_THE TASK_
Below are some records. Print all of them exactly as they appear.
*** Opening of DATA UNDER STUDY ***
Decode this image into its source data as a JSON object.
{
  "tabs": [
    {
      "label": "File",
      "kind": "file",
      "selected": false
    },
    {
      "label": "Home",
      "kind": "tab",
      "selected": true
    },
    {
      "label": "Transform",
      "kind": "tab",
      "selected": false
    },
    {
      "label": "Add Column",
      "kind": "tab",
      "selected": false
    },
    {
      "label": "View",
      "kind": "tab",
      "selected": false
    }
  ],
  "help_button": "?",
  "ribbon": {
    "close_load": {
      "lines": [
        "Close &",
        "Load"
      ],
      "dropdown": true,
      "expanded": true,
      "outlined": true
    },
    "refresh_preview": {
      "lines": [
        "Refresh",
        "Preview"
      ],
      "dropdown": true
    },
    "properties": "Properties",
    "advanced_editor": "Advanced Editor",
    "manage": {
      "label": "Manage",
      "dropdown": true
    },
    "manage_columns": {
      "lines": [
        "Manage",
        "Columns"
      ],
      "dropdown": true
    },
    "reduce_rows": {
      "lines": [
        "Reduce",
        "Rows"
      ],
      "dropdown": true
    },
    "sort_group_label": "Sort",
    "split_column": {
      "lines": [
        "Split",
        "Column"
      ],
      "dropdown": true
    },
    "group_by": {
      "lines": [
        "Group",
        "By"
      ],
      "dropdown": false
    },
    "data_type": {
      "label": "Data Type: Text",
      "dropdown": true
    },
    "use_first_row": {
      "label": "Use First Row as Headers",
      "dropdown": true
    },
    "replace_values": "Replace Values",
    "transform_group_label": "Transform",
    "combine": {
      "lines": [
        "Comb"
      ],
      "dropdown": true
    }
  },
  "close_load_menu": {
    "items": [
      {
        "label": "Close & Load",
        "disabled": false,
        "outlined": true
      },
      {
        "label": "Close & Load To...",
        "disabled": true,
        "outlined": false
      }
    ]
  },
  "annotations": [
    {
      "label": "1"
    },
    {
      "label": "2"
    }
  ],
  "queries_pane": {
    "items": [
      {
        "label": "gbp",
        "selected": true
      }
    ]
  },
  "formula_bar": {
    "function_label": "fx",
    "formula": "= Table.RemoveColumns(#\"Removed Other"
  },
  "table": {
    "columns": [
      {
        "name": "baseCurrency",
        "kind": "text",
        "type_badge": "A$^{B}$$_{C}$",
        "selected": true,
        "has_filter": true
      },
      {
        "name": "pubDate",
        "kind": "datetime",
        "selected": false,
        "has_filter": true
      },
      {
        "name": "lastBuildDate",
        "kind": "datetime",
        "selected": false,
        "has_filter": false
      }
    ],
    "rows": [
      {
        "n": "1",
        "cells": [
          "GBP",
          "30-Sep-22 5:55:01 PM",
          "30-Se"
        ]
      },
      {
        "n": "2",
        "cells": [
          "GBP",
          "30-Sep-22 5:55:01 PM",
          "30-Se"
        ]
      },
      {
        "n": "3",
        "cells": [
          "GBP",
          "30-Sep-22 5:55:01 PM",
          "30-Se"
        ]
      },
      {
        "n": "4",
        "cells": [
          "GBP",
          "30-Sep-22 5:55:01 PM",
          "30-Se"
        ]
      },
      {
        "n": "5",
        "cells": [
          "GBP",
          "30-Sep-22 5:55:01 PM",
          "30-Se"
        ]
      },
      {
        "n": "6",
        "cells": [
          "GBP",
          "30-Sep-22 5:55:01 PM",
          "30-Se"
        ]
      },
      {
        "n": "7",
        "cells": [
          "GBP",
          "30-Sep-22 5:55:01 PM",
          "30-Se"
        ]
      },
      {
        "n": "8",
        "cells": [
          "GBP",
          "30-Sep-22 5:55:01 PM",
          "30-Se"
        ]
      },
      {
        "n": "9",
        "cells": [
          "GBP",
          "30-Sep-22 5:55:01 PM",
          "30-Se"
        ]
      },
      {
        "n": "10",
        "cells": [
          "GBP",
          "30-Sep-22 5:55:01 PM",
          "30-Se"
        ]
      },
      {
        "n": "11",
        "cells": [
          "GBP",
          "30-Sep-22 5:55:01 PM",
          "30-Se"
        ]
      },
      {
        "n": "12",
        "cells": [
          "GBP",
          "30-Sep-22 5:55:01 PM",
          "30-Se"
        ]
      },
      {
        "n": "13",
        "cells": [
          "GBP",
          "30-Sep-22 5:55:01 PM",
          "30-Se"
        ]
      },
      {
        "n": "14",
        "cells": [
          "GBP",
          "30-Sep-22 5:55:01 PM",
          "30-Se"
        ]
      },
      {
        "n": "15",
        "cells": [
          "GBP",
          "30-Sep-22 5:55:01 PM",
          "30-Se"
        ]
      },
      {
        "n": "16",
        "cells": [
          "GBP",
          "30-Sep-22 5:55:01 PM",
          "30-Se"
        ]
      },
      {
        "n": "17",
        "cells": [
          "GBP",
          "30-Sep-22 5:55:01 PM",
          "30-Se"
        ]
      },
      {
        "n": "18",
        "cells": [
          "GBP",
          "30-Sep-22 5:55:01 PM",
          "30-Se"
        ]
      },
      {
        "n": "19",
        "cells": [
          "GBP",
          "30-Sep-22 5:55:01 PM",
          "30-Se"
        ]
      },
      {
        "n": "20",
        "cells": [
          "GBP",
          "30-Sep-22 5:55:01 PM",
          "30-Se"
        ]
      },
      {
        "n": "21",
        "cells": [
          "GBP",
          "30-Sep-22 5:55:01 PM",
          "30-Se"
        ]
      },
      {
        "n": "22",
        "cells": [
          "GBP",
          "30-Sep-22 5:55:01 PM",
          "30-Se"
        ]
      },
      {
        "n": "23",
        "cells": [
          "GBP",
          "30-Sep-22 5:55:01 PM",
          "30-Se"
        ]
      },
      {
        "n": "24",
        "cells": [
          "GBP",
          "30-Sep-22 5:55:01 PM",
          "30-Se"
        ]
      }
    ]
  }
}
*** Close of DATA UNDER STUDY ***
_TASK OUTPUT_
Decode this image into its source data as a JSON object.
{
  "tabs": [
    {
      "label": "File",
      "kind": "file",
      "selected": false
    },
    {
      "label": "Home",
      "kind": "tab",
      "selected": true
    },
    {
      "label": "Transform",
      "kind": "tab",
      "selected": false
    },
    {
      "label": "Add Column",
      "kind": "tab",
      "selected": false
    },
    {
      "label": "View",
      "kind": "tab",
      "selected": false
    }
  ],
  "help_button": "?",
  "ribbon": {
    "close_load": {
      "lines": [
        "Close &",
        "Load"
      ],
      "dropdown": true,
      "expanded": true,
      "outlined": true
    },
    "refresh_preview": {
      "lines": [
        "Refresh",
        "Preview"
      ],
      "dropdown": true
    },
    "properties": "Properties",
    "advanced_editor": "Advanced Editor",
    "manage": {
      "label": "Manage",
      "dropdown": true
    },
    "manage_columns": {
      "lines": [
        "Manage",
        "Columns"
      ],
      "dropdown": true
    },
    "reduce_rows": {
      "lines": [
        "Reduce",
        "Rows"
      ],
      "dropdown": true
    },
    "sort_group_label": "Sort",
    "split_column": {
      "lines": [
        "Split",
        "Column"
      ],
      "dropdown": true
    },
    "group_by": {
      "lines": [
        "Group",
        "By"
      ],
      "dropdown": false
    },
    "data_type": {
      "label": "Data Type: Text",
      "dropdown": true
    },
    "use_first_row": {
      "label": "Use First Row as Headers",
      "dropdown": true
    },
    "replace_values": "Replace Values",
    "transform_group_label": "Transform",
    "combine": {
      "lines": [
        "Comb"
      ],
      "dropdown": true
    }
  },
  "close_load_menu": {
    "items": [
      {
        "label": "Close & Load",
        "disabled": false,
        "outlined": true
      },
      {
        "label": "Close & Load To...",
        "disabled": true,
        "outlined": false
      }
    ]
  },
  "annotations": [
    {
      "label": "1"
    },
    {
      "label": "2"
    }
  ],
  "queries_pane": {
    "items": [
      {
        "label": "gbp",
        "selected": true
      }
    ]
  },
  "formula_bar": {
    "function_label": "fx",
    "formula": "= Table.RemoveColumns(#\"Removed Other"
  },
  "table": {
    "columns": [
      {
        "name": "baseCurrency",
        "kind": "text",
        "type_badge": "A$^{B}$$_{C}$",
        "selected": true,
        "has_filter": true
      },
      {
        "name": "pubDate",
        "kind": "datetime",
        "selected": false,
        "has_filter": true
      },
      {
        "name": "lastBuildDate",
        "kind": "datetime",
        "selected": false,
        "has_filter": false
      }
    ],
    "rows": [
      {
        "n": "1",
        "cells": [
          "GBP",
          "30-Sep-22 5:55:01 PM",
          "30-Se"
        ]
      },
      {
        "n": "2",
        "cells": [
          "GBP",
          "30-Sep-22 5:55:01 PM",
          "30-Se"
        ]
      },
      {
        "n": "3",
        "cells": [
          "GBP",
          "30-Sep-22 5:55:01 PM",
          "30-Se"
        ]
      },
      {
        "n": "4",
        "cells": [
          "GBP",
          "30-Sep-22 5:55:01 PM",
          "30-Se"
        ]
      },
      {
        "n": "5",
        "cells": [
          "GBP",
          "30-Sep-22 5:55:01 PM",
          "30-Se"
        ]
      },
      {
        "n": "6",
        "cells": [
          "GBP",
          "30-Sep-22 5:55:01 PM",
          "30-Se"
        ]
      },
      {
        "n": "7",
        "cells": [
          "GBP",
          "30-Sep-22 5:55:01 PM",
          "30-Se"
        ]
      },
      {
        "n": "8",
        "cells": [
          "GBP",
          "30-Sep-22 5:55:01 PM",
          "30-Se"
        ]
      },
      {
        "n": "9",
        "cells": [
          "GBP",
          "30-Sep-22 5:55:01 PM",
          "30-Se"
        ]
      },
      {
        "n": "10",
        "cells": [
          "GBP",
          "30-Sep-22 5:55:01 PM",
          "30-Se"
        ]
      },
      {
        "n": "11",
        "cells": [
          "GBP",
          "30-Sep-22 5:55:01 PM",
          "30-Se"
        ]
      },
      {
        "n": "12",
        "cells": [
          "GBP",
          "30-Sep-22 5:55:01 PM",
          "30-Se"
        ]
      },
      {
        "n": "13",
        "cells": [
          "GBP",
          "30-Sep-22 5:55:01 PM",
          "30-Se"
        ]
      },
      {
        "n": "14",
        "cells": [
          "GBP",
          "30-Sep-22 5:55:01 PM",
          "30-Se"
        ]
      },
      {
        "n": "15",
        "cells": [
          "GBP",
          "30-Sep-22 5:55:01 PM",
          "30-Se"
        ]
      },
      {
        "n": "16",
        "cells": [
          "GBP",
          "30-Sep-22 5:55:01 PM",
          "30-Se"
        ]
      },
      {
        "n": "17",
        "cells": [
          "GBP",
          "30-Sep-22 5:55:01 PM",
          "30-Se"
        ]
      },
      {
        "n": "18",
        "cells": [
          "GBP",
          "30-Sep-22 5:55:01 PM",
          "30-Se"
        ]
      },
      {
        "n": "19",
        "cells": [
          "GBP",
          "30-Sep-22 5:55:01 PM",
          "30-Se"
        ]
      },
      {
        "n": "20",
        "cells": [
          "GBP",
          "30-Sep-22 5:55:01 PM",
          "30-Se"
        ]
      },
      {
        "n": "21",
        "cells": [
          "GBP",
          "30-Sep-22 5:55:01 PM",
          "30-Se"
        ]
      },
      {
        "n": "22",
        "cells": [
          "GBP",
          "30-Sep-22 5:55:01 PM",
          "30-Se"
        ]
      },
      {
        "n": "23",
        "cells": [
          "GBP",
          "30-Sep-22 5:55:01 PM",
          "30-Se"
        ]
      },
      {
        "n": "24",
        "cells": [
          "GBP",
          "30-Sep-22 5:55:01 PM",
          "30-Se"
        ]
      }
    ]
  }
}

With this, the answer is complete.